The World Bank, the Ministry of Agriculture, Forestry and Water Economy (MAFWE) and the Ministry of Environment and Physical Planning (MEPP) are working together to address the potential impacts climate change may have on Macedonia’s agricultural sector. As part of the ongoing Program to Reduce the Vulnerability to Climate Change to Agricultural Systems in Europe and Central Asia a draft Impact Assessment and Menu of Adaptation Options for Macedonia has been developed which assesses the potential impacts of climate change on agriculture throughout Macedonia. This document also provides a menu of adaptation options which can inform key policies, programs and investments to help increase the resiliency to climate change of the agricultural sector in Macedonia. As part of this program, a high-level National Dissemination and Consensus Building Conference was jointly hosted by the World Bank, MAFWE and MEPP on April 6, 2011 in Skopje to discuss the main findings from this draft report and to build further consensus around priority measures which can be taken to address climate change and agriculture in Macedonia
This high-level conference was attended by more than 70 participants from the Ministry of Agriculture, Forestry and Water Economy, Ministry of Environment and Physical Planning, agricultural institutes, the World Bank, IFC, European Bank for Reconstruction and Development, farmers and other key stakeholders. Opening remarks were given by Ljupcho Dimovski, Macedonian Minster for Agriculture, Forestry and Water Management, who praised the work the World Bank has been doing in the realm of agriculture and climate change and stressed the importance of this work in helping Macedonia cope with the impacts of a changing climate. During her opening remarks, Dina Umali-Deininger, Sector Manager for Agriculture and Rural Development in Sustainable Development Department for the Europe and Central Asia Region of the World Bank, said: “Helping our client countries, including Macedonia, prepare for climate change is one of the World Bank’s regional and global priorities. This Conference is a great opportunity for the government and people of Macedonia to prioritize policies, programs and investments for implementation.”

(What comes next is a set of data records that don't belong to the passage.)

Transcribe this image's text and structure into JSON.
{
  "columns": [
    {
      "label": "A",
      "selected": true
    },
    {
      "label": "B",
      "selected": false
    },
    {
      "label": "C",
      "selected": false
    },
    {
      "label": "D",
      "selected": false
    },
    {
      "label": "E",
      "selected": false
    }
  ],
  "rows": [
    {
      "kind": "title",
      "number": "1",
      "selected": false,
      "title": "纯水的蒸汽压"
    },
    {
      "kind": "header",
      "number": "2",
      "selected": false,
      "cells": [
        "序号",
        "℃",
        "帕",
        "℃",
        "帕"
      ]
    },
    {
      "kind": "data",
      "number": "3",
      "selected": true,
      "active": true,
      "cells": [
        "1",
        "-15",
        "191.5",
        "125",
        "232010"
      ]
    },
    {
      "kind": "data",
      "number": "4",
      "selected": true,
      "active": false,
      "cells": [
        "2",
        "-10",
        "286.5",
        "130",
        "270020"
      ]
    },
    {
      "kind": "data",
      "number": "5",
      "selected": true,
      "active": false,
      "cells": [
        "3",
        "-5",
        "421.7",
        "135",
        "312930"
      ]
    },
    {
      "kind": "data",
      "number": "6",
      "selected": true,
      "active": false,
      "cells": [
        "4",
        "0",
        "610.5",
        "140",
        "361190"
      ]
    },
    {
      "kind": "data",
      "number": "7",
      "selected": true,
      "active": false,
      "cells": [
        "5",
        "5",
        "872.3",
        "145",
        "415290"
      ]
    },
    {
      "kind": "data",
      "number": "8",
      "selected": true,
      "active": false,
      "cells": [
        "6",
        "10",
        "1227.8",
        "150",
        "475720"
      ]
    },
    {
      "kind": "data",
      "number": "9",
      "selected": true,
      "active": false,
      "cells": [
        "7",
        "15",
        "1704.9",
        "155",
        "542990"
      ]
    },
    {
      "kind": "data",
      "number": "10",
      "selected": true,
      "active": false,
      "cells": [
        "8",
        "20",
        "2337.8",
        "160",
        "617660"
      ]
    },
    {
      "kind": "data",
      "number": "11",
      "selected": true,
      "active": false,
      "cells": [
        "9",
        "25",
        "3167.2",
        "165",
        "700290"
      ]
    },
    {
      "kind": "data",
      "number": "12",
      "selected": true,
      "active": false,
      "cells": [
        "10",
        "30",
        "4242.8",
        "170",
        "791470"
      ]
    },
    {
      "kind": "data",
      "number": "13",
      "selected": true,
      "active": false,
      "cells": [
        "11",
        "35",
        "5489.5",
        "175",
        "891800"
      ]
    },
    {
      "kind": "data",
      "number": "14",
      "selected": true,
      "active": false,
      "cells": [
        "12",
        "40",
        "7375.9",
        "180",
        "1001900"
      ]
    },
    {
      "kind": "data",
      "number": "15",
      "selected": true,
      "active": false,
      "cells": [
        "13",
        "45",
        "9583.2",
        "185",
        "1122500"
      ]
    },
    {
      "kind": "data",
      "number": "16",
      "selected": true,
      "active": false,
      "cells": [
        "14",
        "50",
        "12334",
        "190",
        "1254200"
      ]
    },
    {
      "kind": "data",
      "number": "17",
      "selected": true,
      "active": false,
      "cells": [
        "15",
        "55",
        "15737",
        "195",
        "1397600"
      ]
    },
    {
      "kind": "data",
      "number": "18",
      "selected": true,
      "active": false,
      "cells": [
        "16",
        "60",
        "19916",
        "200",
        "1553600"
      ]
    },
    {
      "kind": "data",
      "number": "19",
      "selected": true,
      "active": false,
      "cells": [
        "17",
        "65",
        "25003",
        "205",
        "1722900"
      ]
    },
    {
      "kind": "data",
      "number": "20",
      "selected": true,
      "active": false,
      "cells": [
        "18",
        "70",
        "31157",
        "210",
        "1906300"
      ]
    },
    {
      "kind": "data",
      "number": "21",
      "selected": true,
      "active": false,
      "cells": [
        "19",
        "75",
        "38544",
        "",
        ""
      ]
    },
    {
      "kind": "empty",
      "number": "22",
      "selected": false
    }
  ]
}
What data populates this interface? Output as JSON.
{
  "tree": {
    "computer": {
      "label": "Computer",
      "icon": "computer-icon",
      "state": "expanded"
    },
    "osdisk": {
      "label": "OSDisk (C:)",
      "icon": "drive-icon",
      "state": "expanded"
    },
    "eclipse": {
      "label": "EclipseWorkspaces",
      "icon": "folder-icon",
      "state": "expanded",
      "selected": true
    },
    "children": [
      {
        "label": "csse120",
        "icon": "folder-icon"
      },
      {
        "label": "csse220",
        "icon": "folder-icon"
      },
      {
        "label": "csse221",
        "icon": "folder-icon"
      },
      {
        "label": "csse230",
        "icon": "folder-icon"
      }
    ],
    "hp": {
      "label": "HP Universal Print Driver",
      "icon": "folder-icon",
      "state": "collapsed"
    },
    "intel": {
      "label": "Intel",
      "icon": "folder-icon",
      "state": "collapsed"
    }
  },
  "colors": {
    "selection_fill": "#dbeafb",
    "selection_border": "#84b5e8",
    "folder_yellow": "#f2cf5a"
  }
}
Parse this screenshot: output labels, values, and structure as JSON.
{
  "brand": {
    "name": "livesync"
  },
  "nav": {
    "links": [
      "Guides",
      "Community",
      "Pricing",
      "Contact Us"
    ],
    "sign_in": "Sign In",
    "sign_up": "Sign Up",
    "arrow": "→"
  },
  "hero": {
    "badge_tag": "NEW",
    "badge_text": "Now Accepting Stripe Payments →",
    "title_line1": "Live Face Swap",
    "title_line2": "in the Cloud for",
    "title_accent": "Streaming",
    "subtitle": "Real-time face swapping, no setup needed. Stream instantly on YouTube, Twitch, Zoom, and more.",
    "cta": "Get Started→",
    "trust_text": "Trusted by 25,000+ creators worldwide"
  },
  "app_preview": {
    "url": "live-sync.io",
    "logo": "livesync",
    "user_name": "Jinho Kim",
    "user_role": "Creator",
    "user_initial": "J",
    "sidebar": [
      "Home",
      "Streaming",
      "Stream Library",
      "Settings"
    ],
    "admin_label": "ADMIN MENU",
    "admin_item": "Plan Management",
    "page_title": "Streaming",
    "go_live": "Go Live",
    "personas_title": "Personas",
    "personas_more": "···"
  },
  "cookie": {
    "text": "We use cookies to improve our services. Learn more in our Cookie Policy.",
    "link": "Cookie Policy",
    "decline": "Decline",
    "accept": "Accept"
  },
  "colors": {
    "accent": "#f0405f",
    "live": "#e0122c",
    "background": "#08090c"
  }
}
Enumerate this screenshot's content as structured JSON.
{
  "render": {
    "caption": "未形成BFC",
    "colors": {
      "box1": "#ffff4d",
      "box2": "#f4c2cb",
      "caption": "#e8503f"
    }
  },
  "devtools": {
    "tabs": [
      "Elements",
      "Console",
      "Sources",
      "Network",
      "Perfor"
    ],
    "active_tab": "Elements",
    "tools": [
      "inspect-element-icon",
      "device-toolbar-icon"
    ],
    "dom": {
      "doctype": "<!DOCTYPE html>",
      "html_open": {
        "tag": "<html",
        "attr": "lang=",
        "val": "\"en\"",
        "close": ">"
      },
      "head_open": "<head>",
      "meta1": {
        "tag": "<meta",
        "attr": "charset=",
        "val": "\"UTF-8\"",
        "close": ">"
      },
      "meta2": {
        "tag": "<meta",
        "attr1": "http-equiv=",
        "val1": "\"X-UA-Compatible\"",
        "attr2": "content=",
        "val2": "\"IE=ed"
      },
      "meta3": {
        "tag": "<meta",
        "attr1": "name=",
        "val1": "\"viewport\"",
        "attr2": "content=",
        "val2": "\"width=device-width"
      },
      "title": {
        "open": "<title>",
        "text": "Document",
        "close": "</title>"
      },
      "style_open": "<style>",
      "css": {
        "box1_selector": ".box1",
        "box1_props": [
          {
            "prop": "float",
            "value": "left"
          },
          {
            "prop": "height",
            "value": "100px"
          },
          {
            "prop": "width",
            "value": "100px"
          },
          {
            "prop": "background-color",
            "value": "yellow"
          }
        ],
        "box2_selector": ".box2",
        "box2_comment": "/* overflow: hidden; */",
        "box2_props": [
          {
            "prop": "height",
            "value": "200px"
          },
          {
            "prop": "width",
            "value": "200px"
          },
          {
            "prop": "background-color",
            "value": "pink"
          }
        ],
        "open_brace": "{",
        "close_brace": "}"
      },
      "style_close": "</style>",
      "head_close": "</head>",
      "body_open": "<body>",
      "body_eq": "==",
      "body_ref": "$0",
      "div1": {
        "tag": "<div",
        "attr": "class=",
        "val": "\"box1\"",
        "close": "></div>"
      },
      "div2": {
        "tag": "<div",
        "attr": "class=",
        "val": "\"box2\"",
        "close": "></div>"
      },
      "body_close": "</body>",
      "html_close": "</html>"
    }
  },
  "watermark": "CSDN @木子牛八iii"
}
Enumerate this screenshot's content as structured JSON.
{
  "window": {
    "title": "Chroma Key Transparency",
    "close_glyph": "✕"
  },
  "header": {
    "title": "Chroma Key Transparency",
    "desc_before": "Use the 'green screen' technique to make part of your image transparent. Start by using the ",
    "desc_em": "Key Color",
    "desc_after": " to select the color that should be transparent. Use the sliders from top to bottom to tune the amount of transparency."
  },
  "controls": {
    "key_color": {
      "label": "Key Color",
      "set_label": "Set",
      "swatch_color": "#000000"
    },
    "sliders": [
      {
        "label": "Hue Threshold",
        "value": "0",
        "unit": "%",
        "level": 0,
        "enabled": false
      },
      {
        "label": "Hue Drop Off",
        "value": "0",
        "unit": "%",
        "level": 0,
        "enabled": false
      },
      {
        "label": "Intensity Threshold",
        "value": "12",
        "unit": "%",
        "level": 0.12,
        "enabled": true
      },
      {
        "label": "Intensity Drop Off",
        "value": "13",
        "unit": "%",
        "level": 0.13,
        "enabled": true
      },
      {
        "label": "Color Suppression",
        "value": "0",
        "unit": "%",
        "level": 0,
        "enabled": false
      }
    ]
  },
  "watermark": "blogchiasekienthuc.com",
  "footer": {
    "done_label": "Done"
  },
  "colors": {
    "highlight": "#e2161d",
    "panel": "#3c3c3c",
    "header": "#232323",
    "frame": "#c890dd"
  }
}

This Conference is the latest step in the program to Reduce the Vulnerability to Climate Change in Macedonian Agricultural Systems, which officially started in Macedonia in May 2010. The World Bank, MAFWE and MEPP have worked closely together during this program and over the last year a National Awareness Raising and Consultation Workshop has been held, two Agriculture and Climate Change Country Notes for Macedonia have been produced, multiple farmer consultations have been conducted throughout the three agro-ecological zones (AEZs) in Macedonia and a draft Impact Assessment and Menu of Adaptation Options for Macedonian agricultural systems has been produced. This draft Impact Assessment and Menu of Adaptation Options was developed in partnership between national experts and farmers and a team of world-class experts from Europe and North America from the Industrial Economics Incorporated (IEc) consulting firm. The draft was discussed with key stakeholders at the national and local levels during the National Dissemination and Consensus Building Conference and key recommendations for policies, programs and investments are now being prioritized and finalized, in full cooperation with MAFWE.
The agricultural sector is extremely important for rural livelihoods in Macedonia, with more than 19 percent of the country’s population employed in agriculture and this sector accounting for 12 percent of GDP. Furthermore, agriculture is highly sensitive to climate, meaning that changes in temperatures or precipitation could have negative impacts on rural populations in Macedonia. Climate projections indicate that temperature may increases in Macedonia while precipitation is projected to become more variable, especially during the crucial summer months. These climatic variations can result in increased extreme climatic events such as floods and droughts with potential decreases in projected crop yields, particularly for such crops as grapes and apples. Projected impacts of climate change highlight the need to develop and implement actions which can increase the resilience of agricultural systems in Macedonia to climate risks in the short and long terms. This Program has worked to identify measures which can have immediate positive impacts on the agricultural systems in Macedonia while simultaneously adapting to future climate projections, creating “win-win” options and recommendations.
This program is being managed by the World Bank and supported by grants from the World Bank, the World Bank-Netherlands Partnership (BNPP), and the Trust Fund for Environmentally and Socially Sustainable Development (TFESSD).